“A version I’m making up on the fly. These days a person buying or selling a pinhooked horse has new tools with the Internet. Customers can take out an ad on a website, or participants can buy or sell a horse online or Ongait any time in the process.”

He thought for a second and said, “The obvious problem is that nobody sells promising 2-year-olds well into training. Young horses like that are too hard to find. Buyers will always be ultra-wary, and in the back of their mind is the question, ‘Why would anyone sell this potentially Sires Stakes quality horse?’”

“That’s where my version enters the picture. Pinhooking seems to take place late in the process. Everyone knows that a 2-year-old that easily trains in single digits with a flawless gait in June and then wins a qualifier by open lengths in a jaw-dropping time has an excellent chance of evolving into an excellent racehorse. At this point, the horse has great value.”

He took the contrary position, “And everyone knows that a horse that can barely break three minutes in June is of minimum value. So, what’s your point? What’s your angle?”

“A middle ground determined by the time of the stopwatch.”

“Do tell,” he said.

“This fall, my friend and I bought three yearlings at various sales. Like a lot of people, we probably over-shopped. Still, we left each sale knowing that each yearling we purchased was ‘the one.’”

He chuckled, “Your theory of ‘the one’ will not hold up under statistical analysis but continue.”

“We all delude ourselves into thinking that the trifling stops between fame and riches; breaking, staking, training in 3 under minutes, training in 2:50, 2:40, 2:30, 2:20, 2:10, and then in the single digits and winning races is going to happen.”

He said, “And you delude yourself with the best of them.”

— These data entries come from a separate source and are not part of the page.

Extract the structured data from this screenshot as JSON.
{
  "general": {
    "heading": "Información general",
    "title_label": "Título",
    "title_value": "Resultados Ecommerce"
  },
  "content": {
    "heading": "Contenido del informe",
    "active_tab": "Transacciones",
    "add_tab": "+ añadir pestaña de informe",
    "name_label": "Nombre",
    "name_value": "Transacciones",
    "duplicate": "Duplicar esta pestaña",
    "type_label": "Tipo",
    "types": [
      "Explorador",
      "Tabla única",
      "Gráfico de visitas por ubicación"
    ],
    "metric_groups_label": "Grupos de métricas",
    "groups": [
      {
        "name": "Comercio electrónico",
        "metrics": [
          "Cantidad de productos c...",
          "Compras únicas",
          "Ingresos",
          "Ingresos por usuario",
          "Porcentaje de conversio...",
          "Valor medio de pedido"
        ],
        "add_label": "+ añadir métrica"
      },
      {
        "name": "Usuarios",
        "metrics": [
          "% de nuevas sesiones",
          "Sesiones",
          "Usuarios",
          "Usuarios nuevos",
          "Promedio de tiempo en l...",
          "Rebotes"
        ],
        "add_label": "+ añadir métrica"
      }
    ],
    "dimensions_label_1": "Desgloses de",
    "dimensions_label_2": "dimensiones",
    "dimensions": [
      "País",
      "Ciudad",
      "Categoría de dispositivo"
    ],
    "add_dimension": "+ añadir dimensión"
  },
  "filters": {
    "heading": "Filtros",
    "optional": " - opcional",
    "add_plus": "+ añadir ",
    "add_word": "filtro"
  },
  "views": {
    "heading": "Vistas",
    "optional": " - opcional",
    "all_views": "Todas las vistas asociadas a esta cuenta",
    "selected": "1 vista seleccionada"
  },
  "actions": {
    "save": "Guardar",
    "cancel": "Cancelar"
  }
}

“Thank you. I’m telling you right now that when the horses train down to 2:35, there will be a sale. A complete accounting of the original sales price, training bills, and payments for stakes programs and races will be available. The horse can be examined and viewed. There will be a reserve price. Should one of the 2-year-olds sell, that’s fine. If they do not sell, the horses will continue training.”

“How much do you, or anyone, really know about a racehorse at this point?” he asked.

“Honestly, I’m not sure. However, everyone knows a hell of a lot more about a two-year-old training at 2:35 than they did last October when the horse was a bug-eyed yearling with a HIP number glued to their flank.”

He paused, then said, “If your 2-year-olds in training don’t sell, the commissions for repurchasing them, videotaping, and advertising costs will add up.”

“True, and I spend more. When, and if, any of this trio are training at 2:15, the horses may go to market again.”

“Where your price will go up.”

“Or down. Who knows?”

He shook his head. “Would you have the emotional strength to sell a very promising 2-year-old at that point? Come on, Trey, I don’t think you could do it.”

“That statement indicates you have never lived paycheck to paycheck. Look, would selling hurt? Sure. Could the sale come back and bite us? Sure. At this point, the money would need to make sense to us. We can bake a solid profit margin into the asking price. At 2:35, the buyer and seller have more information and time to consider relative value. Wheeling and dealing can be fun. Horse trading is a big part of the attraction to this game.”

He seemed to be softening his view, “Marketing a horse in 2022 is easier than ever.”

I nodded, “The idea is simple. Potential buyers are closer to the finish line than they were at the sales. For several cold months, we have taken risks, paid bills, and paid the stakes. These two-year-old racehorses are much more finished products. How that affects the price is up to the marketplace.”

He said, “I still don’t think this unorthodox sales schedule will find buyers.”

“You may be correct, but so what? And getting back to the start of this conversation, this project could be great for new owners who might join a partnership with seasoned partners. The newbie could pay their money and then in a month or two, turn the keys and go for a ride.”

He smiled. “So you are working on another crazy experiment.”

“It’s what I do. See you around 2:35.”